· Personal services such as hairdressers and nail salons can open with one person per 4sqm, capped at five clients per premises.
· Gyms and indoor recreation facilities can open under the one person per 4sqm rule and can offer classes for up to 20 people.
· Sporting facilities including swimming pools can reopen.
Stadiums, theatres and major outdoor recreation facilities
· Major recreation outdoor facilities including stadiums, racecourses, theme parks and zoos can reopen with one person per 4sqm, capped at 5,000 people.
· Up to 500 people can attend ticketed and seated outdoor events.
· Indoor entertainment and information facilities including cinemas, theatres, music halls, museums and galleries can reopen with one person per 4sqm or 75 per cent fixed seated capacity.
Weddings, funerals and places of worship
· Up to 50 guests can attend weddings, with dancing permitted and eating and drinking only while seated.
· Up to 50 guests can attend funerals, with eating and drinking while seated.
· Churches and places of worship to open subject to one person per 4sqm rule, with no singing.
· Domestic travel, including trips to regional NSW, will be permitted.
· Caravan parks and camping grounds can open.
· Carpooling will be permitted.
Non-vaccinated young people aged under 16 will be able to access all outdoor settings but will only be able to visit indoor venues with members of their household.
Employers must continue to allow employees to work from home if the employee is able to do so.
There will be revised guidance on isolation for close and casual contacts who are fully vaccinated, with details to be provided closer to the reopening date.
· Masks will remain mandatory for all indoor public venues, including public transport, front-of-house hospitality, retail and business premises, on planes and at airports.

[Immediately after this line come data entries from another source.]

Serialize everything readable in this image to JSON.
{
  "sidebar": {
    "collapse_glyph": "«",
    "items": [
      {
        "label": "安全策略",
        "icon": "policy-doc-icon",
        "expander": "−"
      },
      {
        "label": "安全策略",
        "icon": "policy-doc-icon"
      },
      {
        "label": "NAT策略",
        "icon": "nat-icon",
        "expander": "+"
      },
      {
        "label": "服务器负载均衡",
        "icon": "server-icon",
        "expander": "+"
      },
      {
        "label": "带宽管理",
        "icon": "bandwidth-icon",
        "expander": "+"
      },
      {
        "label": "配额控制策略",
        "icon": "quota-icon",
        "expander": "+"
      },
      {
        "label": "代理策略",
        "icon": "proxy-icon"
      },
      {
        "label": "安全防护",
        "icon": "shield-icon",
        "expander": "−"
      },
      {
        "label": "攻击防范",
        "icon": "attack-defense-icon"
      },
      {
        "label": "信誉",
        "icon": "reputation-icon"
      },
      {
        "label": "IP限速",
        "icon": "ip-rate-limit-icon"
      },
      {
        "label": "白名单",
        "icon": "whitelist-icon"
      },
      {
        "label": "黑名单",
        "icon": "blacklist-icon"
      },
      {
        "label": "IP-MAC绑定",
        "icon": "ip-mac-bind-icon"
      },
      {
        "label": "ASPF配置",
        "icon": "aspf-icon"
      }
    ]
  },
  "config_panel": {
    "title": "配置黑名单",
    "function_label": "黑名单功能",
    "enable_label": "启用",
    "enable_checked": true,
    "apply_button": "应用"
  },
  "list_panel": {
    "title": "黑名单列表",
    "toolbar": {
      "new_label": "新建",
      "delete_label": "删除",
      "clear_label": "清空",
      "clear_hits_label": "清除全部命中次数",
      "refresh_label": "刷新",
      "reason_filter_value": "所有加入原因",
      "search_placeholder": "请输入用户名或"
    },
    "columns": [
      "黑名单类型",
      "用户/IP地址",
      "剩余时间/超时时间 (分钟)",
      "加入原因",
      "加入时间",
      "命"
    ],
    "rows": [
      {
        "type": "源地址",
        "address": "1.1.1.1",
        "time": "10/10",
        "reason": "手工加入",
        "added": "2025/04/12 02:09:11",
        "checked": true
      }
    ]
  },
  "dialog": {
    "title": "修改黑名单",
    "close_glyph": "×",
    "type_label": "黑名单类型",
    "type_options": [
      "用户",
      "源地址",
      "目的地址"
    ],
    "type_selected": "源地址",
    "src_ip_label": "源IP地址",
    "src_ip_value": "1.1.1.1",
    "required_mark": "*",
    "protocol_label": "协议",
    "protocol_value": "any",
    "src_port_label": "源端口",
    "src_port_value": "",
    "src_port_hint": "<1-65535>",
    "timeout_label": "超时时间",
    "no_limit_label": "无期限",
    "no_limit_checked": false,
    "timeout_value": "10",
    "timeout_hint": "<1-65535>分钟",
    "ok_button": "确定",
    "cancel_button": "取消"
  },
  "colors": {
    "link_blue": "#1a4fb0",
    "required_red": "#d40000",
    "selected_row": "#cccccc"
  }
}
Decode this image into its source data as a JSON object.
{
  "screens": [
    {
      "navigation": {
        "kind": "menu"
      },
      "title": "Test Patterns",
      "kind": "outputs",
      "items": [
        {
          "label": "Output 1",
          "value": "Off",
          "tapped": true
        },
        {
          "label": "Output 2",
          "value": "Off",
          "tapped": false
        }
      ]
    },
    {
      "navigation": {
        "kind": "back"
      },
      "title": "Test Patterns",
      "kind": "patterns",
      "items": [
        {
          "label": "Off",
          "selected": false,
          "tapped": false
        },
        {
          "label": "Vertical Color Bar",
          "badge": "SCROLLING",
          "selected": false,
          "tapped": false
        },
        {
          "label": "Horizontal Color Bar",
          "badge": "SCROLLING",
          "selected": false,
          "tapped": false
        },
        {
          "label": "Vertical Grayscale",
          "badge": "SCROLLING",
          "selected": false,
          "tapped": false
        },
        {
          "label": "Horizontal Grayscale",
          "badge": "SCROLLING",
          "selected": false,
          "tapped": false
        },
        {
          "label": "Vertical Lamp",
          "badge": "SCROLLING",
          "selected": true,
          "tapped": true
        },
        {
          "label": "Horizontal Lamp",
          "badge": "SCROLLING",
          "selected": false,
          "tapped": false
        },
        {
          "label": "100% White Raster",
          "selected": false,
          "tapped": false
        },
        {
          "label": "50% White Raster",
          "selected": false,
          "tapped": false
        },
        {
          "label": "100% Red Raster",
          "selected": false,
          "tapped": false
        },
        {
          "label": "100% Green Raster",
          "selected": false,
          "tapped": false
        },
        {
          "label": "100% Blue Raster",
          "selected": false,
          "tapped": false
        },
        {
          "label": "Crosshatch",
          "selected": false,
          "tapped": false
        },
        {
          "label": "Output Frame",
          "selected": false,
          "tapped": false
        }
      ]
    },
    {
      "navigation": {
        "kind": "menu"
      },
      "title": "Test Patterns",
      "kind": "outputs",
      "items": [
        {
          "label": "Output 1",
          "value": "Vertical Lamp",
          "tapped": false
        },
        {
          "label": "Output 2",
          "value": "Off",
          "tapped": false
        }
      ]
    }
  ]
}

· Only hospitality staff will be required to wear a mask when outdoors.
· Children aged under 12 will not need to wear a mask indoors.